Task to complete
Make a verbatim copy of the records; pictures stay out.

Data supplied
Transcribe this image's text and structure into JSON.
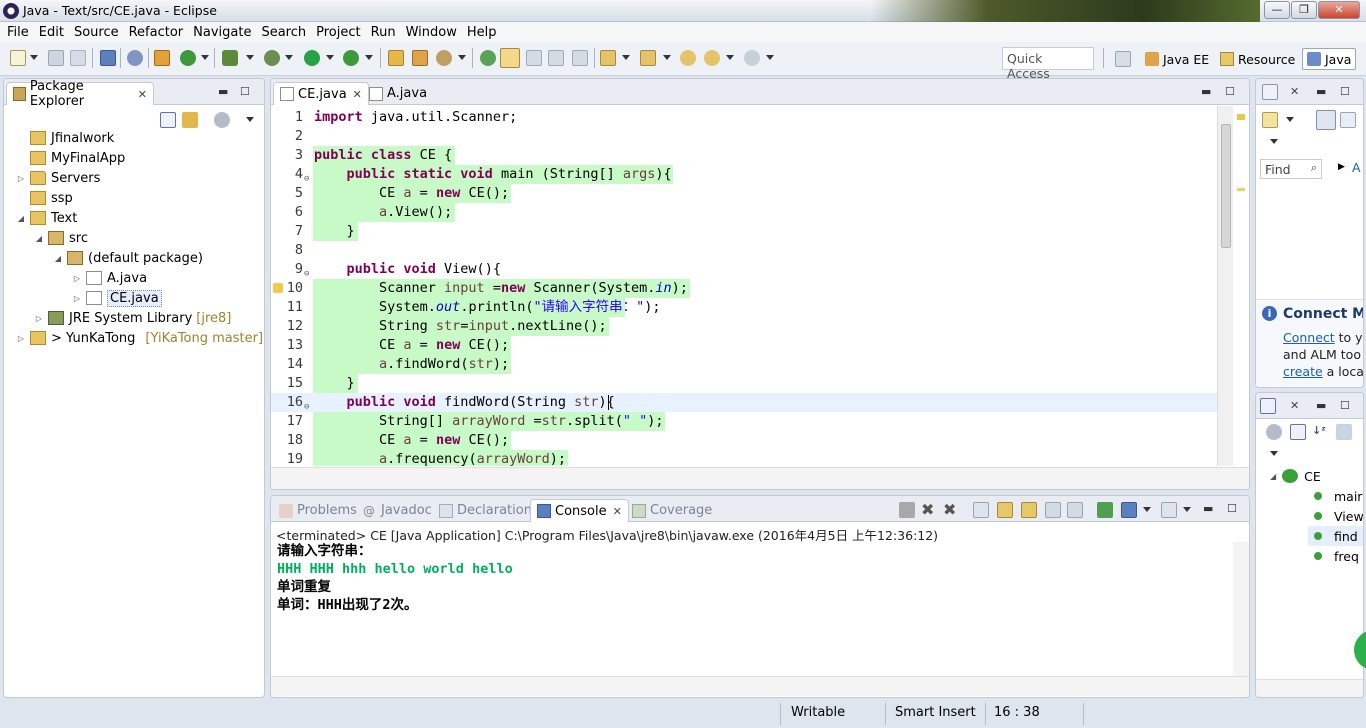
{
  "window": {
    "title": "Java - Text/src/CE.java - Eclipse",
    "min": "—",
    "max": "❐",
    "close": "✕"
  },
  "menu": [
    "File",
    "Edit",
    "Source",
    "Refactor",
    "Navigate",
    "Search",
    "Project",
    "Run",
    "Window",
    "Help"
  ],
  "toolbar": {
    "quick_access_placeholder": "Quick Access"
  },
  "perspectives": [
    {
      "label": "Java EE",
      "active": false
    },
    {
      "label": "Resource",
      "active": false
    },
    {
      "label": "Java",
      "active": true
    }
  ],
  "package_explorer": {
    "title": "Package Explorer",
    "items": [
      {
        "label": "Jfinalwork",
        "decoration": "",
        "expander": ""
      },
      {
        "label": "MyFinalApp",
        "decoration": "",
        "expander": ""
      },
      {
        "label": "Servers",
        "decoration": "",
        "expander": "▷"
      },
      {
        "label": "ssp",
        "decoration": "",
        "expander": ""
      },
      {
        "label": "Text",
        "decoration": "",
        "expander": "◢"
      },
      {
        "label": "src",
        "decoration": "",
        "expander": "◢"
      },
      {
        "label": "(default package)",
        "decoration": "",
        "expander": "◢"
      },
      {
        "label": "A.java",
        "decoration": "",
        "expander": "▷"
      },
      {
        "label": "CE.java",
        "decoration": "",
        "expander": "▷"
      },
      {
        "label": "JRE System Library",
        "decoration": "[jre8]",
        "expander": "▷"
      },
      {
        "label": "> YunKaTong",
        "decoration": "[YiKaTong master]",
        "expander": "▷"
      }
    ]
  },
  "editor": {
    "tabs": [
      {
        "label": "CE.java",
        "active": true
      },
      {
        "label": "A.java",
        "active": false
      }
    ],
    "current_line": 16
  },
  "console_tabs": [
    {
      "label": "Problems",
      "active": false
    },
    {
      "label": "Javadoc",
      "active": false
    },
    {
      "label": "Declaration",
      "active": false
    },
    {
      "label": "Console",
      "active": true
    },
    {
      "label": "Coverage",
      "active": false
    }
  ],
  "console": {
    "status": "<terminated> CE [Java Application] C:\\Program Files\\Java\\jre8\\bin\\javaw.exe (2016年4月5日 上午12:36:12)",
    "lines": [
      {
        "text": "请输入字符串：",
        "input": false
      },
      {
        "text": "HHH HHH hhh hello world hello",
        "input": true
      },
      {
        "text": "单词重复",
        "input": false
      },
      {
        "text": "单词：HHH出现了2次。",
        "input": false
      }
    ]
  },
  "task_pane": {
    "find_placeholder": "Find",
    "filter_label": "A",
    "mylyn_title": "Connect My",
    "mylyn_line1_link": "Connect",
    "mylyn_line1_rest": " to yo",
    "mylyn_line2": "and ALM too",
    "mylyn_line3_link": "create",
    "mylyn_line3_rest": " a local"
  },
  "outline": {
    "root": "CE",
    "members": [
      "mair",
      "View",
      "find",
      "freq"
    ]
  },
  "status_bar": {
    "writable": "Writable",
    "insert_mode": "Smart Insert",
    "position": "16 : 38"
  },
  "colors": {
    "hover_highlight": "#c8fac8",
    "keyword": "#7f0055",
    "string": "#2a00ff",
    "console_input": "#00b060"
  }
}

Expected answer
Transcribe this image's text and structure into JSON.
{
  "window": {
    "title": "Java - Text/src/CE.java - Eclipse",
    "min": "—",
    "max": "❐",
    "close": "✕"
  },
  "menu": [
    "File",
    "Edit",
    "Source",
    "Refactor",
    "Navigate",
    "Search",
    "Project",
    "Run",
    "Window",
    "Help"
  ],
  "toolbar": {
    "quick_access_placeholder": "Quick Access"
  },
  "perspectives": [
    {
      "label": "Java EE",
      "active": false
    },
    {
      "label": "Resource",
      "active": false
    },
    {
      "label": "Java",
      "active": true
    }
  ],
  "package_explorer": {
    "title": "Package Explorer",
    "items": [
      {
        "label": "Jfinalwork",
        "decoration": "",
        "expander": ""
      },
      {
        "label": "MyFinalApp",
        "decoration": "",
        "expander": ""
      },
      {
        "label": "Servers",
        "decoration": "",
        "expander": "▷"
      },
      {
        "label": "ssp",
        "decoration": "",
        "expander": ""
      },
      {
        "label": "Text",
        "decoration": "",
        "expander": "◢"
      },
      {
        "label": "src",
        "decoration": "",
        "expander": "◢"
      },
      {
        "label": "(default package)",
        "decoration": "",
        "expander": "◢"
      },
      {
        "label": "A.java",
        "decoration": "",
        "expander": "▷"
      },
      {
        "label": "CE.java",
        "decoration": "",
        "expander": "▷"
      },
      {
        "label": "JRE System Library",
        "decoration": "[jre8]",
        "expander": "▷"
      },
      {
        "label": "> YunKaTong",
        "decoration": "[YiKaTong master]",
        "expander": "▷"
      }
    ]
  },
  "editor": {
    "tabs": [
      {
        "label": "CE.java",
        "active": true
      },
      {
        "label": "A.java",
        "active": false
      }
    ],
    "current_line": 16
  },
  "console_tabs": [
    {
      "label": "Problems",
      "active": false
    },
    {
      "label": "Javadoc",
      "active": false
    },
    {
      "label": "Declaration",
      "active": false
    },
    {
      "label": "Console",
      "active": true
    },
    {
      "label": "Coverage",
      "active": false
    }
  ],
  "console": {
    "status": "<terminated> CE [Java Application] C:\\Program Files\\Java\\jre8\\bin\\javaw.exe (2016年4月5日 上午12:36:12)",
    "lines": [
      {
        "text": "请输入字符串：",
        "input": false
      },
      {
        "text": "HHH HHH hhh hello world hello",
        "input": true
      },
      {
        "text": "单词重复",
        "input": false
      },
      {
        "text": "单词：HHH出现了2次。",
        "input": false
      }
    ]
  },
  "task_pane": {
    "find_placeholder": "Find",
    "filter_label": "A",
    "mylyn_title": "Connect My",
    "mylyn_line1_link": "Connect",
    "mylyn_line1_rest": " to yo",
    "mylyn_line2": "and ALM too",
    "mylyn_line3_link": "create",
    "mylyn_line3_rest": " a local"
  },
  "outline": {
    "root": "CE",
    "members": [
      "mair",
      "View",
      "find",
      "freq"
    ]
  },
  "status_bar": {
    "writable": "Writable",
    "insert_mode": "Smart Insert",
    "position": "16 : 38"
  },
  "colors": {
    "hover_highlight": "#c8fac8",
    "keyword": "#7f0055",
    "string": "#2a00ff",
    "console_input": "#00b060"
  }
}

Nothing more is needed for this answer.